A random walk means that you pick a starting node and then randomly pick an edge to move to that node’s neighbor.

You will repeat this step until you get a walk of some predefined length.

For example, here’s the result of performing 1 random walk of length 20 on each node in our example graph presented as a 13 x 20 matrix:The i-th row refers to a random walk performed starting at node i.

For example, the 8-th row reads:This means that the random walk began at node 8, then it walked to node 9, then to node 10 then back to node 9 again, and then back to node 10, and then to node 11, and so on until in ended at node 9.

In NLP terms, we have 13 sentences and each sentence has 20 words in it.

Our words are 1, 2, …, 13 and the size of the vocabulary is 13.

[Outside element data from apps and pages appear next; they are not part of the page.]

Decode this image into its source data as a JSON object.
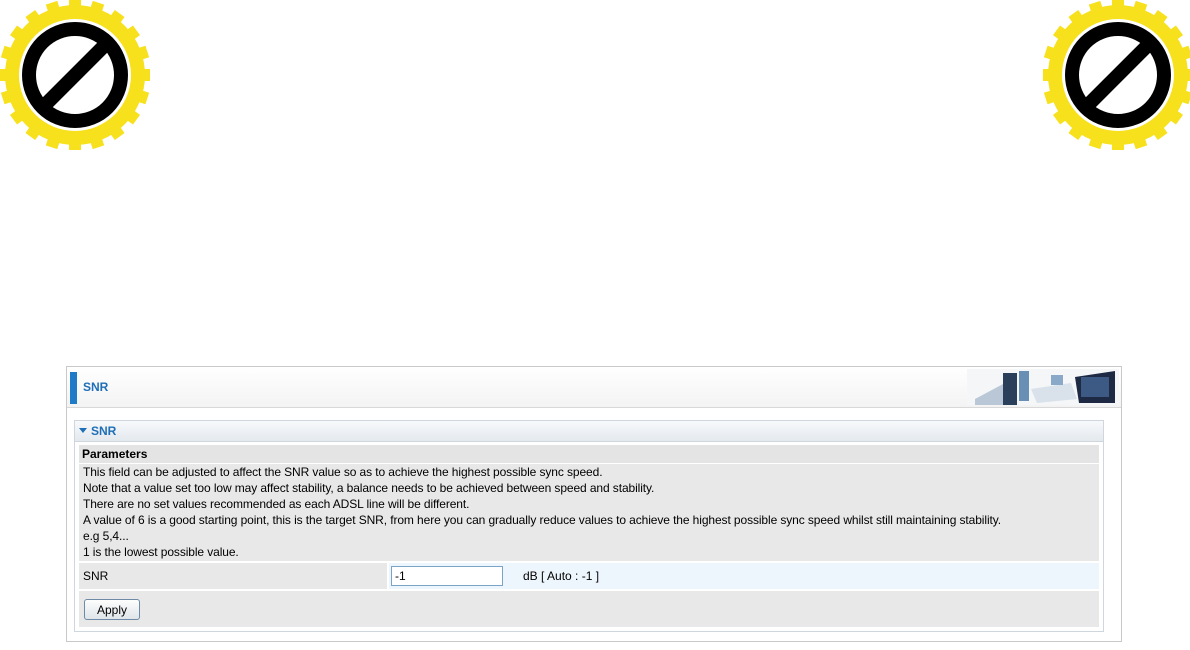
{
  "header": {
    "title": "SNR"
  },
  "section": {
    "title": "SNR",
    "params_heading": "Parameters",
    "params_lines": [
      "This field can be adjusted to affect the SNR value so as to achieve the highest possible sync speed.",
      "Note that a value set too low may affect stability, a balance needs to be achieved between speed and stability.",
      "There are no set values recommended as each ADSL line will be different.",
      "A value of 6 is a good starting point, this is the target SNR, from here you can gradually reduce values to achieve the highest possible sync speed whilst still maintaining stability.",
      "e.g 5,4...",
      "1 is the lowest possible value."
    ],
    "snr_label": "SNR",
    "snr_value": "-1",
    "snr_hint": "dB [ Auto : -1 ]",
    "apply_label": "Apply"
  },
  "icons": {
    "badges": [
      "prohibited-icon",
      "prohibited-icon"
    ],
    "caret": "caret-down-icon"
  },
  "colors": {
    "accent": "#1f7bc8",
    "badge_yellow": "#f7e01c",
    "badge_black": "#000000"
  }
}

Now that we have a corpus, we can apply SkipGram to learn the embeddings of each node.

To understand why the resulting embeddings will encode the graph’s community structure, suppose for simplicity’s sake that we will create the embeddings using a window of size 1 i.

e.

the context of a word are the words immediately to its left and right.

For example:In the diagram above I have highlighted the context for the word “2”.

Notice that the context for the word “2” tend to be “1”, “3” and/or “6”.

Therefore, the SkipGram embeddings for “1”, “2”, “3”, and “6” will be close to each other which is exactly what we want since these nodes are connected to each other.

In practice, DeepWalk will perform multiple random walks on each node to generate a large corpus.

The following result is generated using DeepWalk with the following hyperparameters:Number of random walks per node: 80Length of 1 random walk: 40Window size: 10Embedding dimension: 128The above diagram is the plot of the embeddings for each node using PCA (default arguments) to reduce the embedding dimension from 128 to 2.

Notice that the embeddings clearly capture the community structure of the graph since nodes 1, 2, 3, 4, 5, 6 together form a distinct cluster from nodes 8, 9, 10, 11, 12, 13.

As node 7 was in the middle of this two “communities”, it makes sense that its embedding shows that it is somewhere in between these two clusters.

For comparison, here is what the embeddings look like using TSNE (perplexity = 5 since this is a small dataset):The results are consistent with PCA.

ConclusionIn this article, we have seen that we can use SkipGram to capture the community structure of a graph by viewing the graph as a kind of language where:Each node is a unique word in the languageRandom walks of finite length on the graph constitutes a sentenceI hope this has improved your understanding of how DeepWalk works.

Let me know in the comments if you have any questions.

ReferencesDeepWalk: Online Learning of Social Representations; Perozzi et al.

2014Word2Vec Tutorial — The Skip-Gram Model; McCormick.

2016.. More details